Data shown
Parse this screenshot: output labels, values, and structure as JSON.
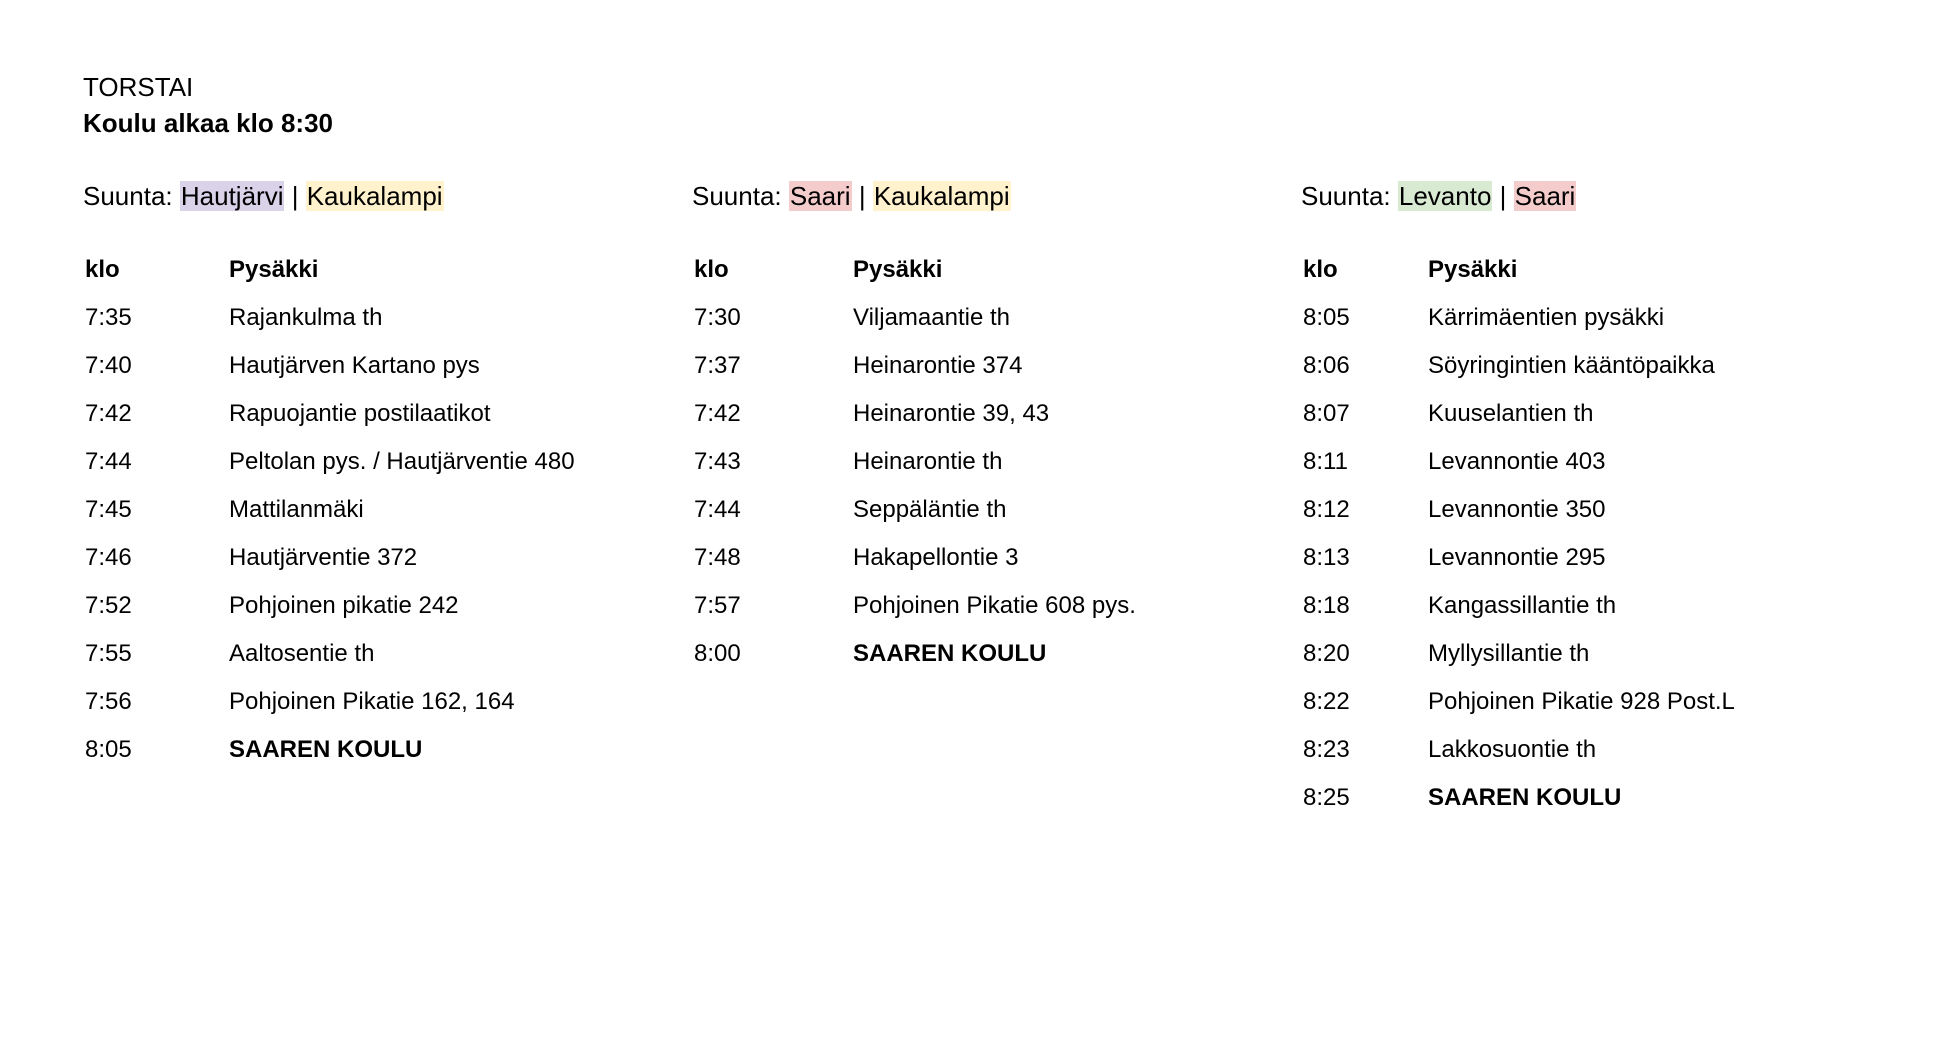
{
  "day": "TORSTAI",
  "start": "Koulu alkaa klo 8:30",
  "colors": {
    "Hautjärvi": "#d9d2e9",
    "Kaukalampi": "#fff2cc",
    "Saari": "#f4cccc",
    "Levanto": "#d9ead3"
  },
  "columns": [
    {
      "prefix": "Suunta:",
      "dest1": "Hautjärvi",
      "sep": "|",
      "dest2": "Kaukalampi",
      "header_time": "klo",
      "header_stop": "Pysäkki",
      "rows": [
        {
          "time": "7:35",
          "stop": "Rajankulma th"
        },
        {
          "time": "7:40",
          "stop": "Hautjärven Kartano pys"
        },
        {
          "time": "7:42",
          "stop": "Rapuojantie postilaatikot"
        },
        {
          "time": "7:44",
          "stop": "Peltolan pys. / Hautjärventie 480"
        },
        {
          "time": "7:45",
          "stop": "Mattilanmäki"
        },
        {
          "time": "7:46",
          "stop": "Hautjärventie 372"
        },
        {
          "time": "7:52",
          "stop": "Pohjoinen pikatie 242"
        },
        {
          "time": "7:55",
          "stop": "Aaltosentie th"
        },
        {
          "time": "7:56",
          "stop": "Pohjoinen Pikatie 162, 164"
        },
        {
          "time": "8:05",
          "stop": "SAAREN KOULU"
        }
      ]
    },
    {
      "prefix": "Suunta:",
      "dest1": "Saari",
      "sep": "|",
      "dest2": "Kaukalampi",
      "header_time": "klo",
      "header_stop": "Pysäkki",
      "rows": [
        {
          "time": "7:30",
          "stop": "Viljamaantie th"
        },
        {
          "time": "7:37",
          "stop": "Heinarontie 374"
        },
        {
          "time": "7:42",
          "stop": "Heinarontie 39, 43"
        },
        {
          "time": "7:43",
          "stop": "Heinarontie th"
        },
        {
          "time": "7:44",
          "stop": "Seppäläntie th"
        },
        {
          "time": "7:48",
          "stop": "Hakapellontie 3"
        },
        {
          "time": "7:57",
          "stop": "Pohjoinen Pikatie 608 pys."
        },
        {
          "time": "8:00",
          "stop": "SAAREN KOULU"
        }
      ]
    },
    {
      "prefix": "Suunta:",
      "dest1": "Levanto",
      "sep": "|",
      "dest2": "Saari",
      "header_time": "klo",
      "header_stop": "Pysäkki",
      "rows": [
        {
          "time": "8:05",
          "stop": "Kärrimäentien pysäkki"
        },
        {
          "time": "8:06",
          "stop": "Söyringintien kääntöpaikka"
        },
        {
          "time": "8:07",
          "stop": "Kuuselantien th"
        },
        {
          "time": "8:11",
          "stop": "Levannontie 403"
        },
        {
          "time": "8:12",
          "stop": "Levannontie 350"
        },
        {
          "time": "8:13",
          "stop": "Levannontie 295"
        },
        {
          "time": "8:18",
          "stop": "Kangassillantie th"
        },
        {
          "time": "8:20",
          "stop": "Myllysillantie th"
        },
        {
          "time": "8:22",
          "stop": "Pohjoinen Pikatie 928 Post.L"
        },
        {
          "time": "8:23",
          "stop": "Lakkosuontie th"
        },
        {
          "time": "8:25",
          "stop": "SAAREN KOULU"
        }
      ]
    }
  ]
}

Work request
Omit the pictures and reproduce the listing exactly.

Final answer
Parse this screenshot: output labels, values, and structure as JSON.
{
  "day": "TORSTAI",
  "start": "Koulu alkaa klo 8:30",
  "colors": {
    "Hautjärvi": "#d9d2e9",
    "Kaukalampi": "#fff2cc",
    "Saari": "#f4cccc",
    "Levanto": "#d9ead3"
  },
  "columns": [
    {
      "prefix": "Suunta:",
      "dest1": "Hautjärvi",
      "sep": "|",
      "dest2": "Kaukalampi",
      "header_time": "klo",
      "header_stop": "Pysäkki",
      "rows": [
        {
          "time": "7:35",
          "stop": "Rajankulma th"
        },
        {
          "time": "7:40",
          "stop": "Hautjärven Kartano pys"
        },
        {
          "time": "7:42",
          "stop": "Rapuojantie postilaatikot"
        },
        {
          "time": "7:44",
          "stop": "Peltolan pys. / Hautjärventie 480"
        },
        {
          "time": "7:45",
          "stop": "Mattilanmäki"
        },
        {
          "time": "7:46",
          "stop": "Hautjärventie 372"
        },
        {
          "time": "7:52",
          "stop": "Pohjoinen pikatie 242"
        },
        {
          "time": "7:55",
          "stop": "Aaltosentie th"
        },
        {
          "time": "7:56",
          "stop": "Pohjoinen Pikatie 162, 164"
        },
        {
          "time": "8:05",
          "stop": "SAAREN KOULU"
        }
      ]
    },
    {
      "prefix": "Suunta:",
      "dest1": "Saari",
      "sep": "|",
      "dest2": "Kaukalampi",
      "header_time": "klo",
      "header_stop": "Pysäkki",
      "rows": [
        {
          "time": "7:30",
          "stop": "Viljamaantie th"
        },
        {
          "time": "7:37",
          "stop": "Heinarontie 374"
        },
        {
          "time": "7:42",
          "stop": "Heinarontie 39, 43"
        },
        {
          "time": "7:43",
          "stop": "Heinarontie th"
        },
        {
          "time": "7:44",
          "stop": "Seppäläntie th"
        },
        {
          "time": "7:48",
          "stop": "Hakapellontie 3"
        },
        {
          "time": "7:57",
          "stop": "Pohjoinen Pikatie 608 pys."
        },
        {
          "time": "8:00",
          "stop": "SAAREN KOULU"
        }
      ]
    },
    {
      "prefix": "Suunta:",
      "dest1": "Levanto",
      "sep": "|",
      "dest2": "Saari",
      "header_time": "klo",
      "header_stop": "Pysäkki",
      "rows": [
        {
          "time": "8:05",
          "stop": "Kärrimäentien pysäkki"
        },
        {
          "time": "8:06",
          "stop": "Söyringintien kääntöpaikka"
        },
        {
          "time": "8:07",
          "stop": "Kuuselantien th"
        },
        {
          "time": "8:11",
          "stop": "Levannontie 403"
        },
        {
          "time": "8:12",
          "stop": "Levannontie 350"
        },
        {
          "time": "8:13",
          "stop": "Levannontie 295"
        },
        {
          "time": "8:18",
          "stop": "Kangassillantie th"
        },
        {
          "time": "8:20",
          "stop": "Myllysillantie th"
        },
        {
          "time": "8:22",
          "stop": "Pohjoinen Pikatie 928 Post.L"
        },
        {
          "time": "8:23",
          "stop": "Lakkosuontie th"
        },
        {
          "time": "8:25",
          "stop": "SAAREN KOULU"
        }
      ]
    }
  ]
}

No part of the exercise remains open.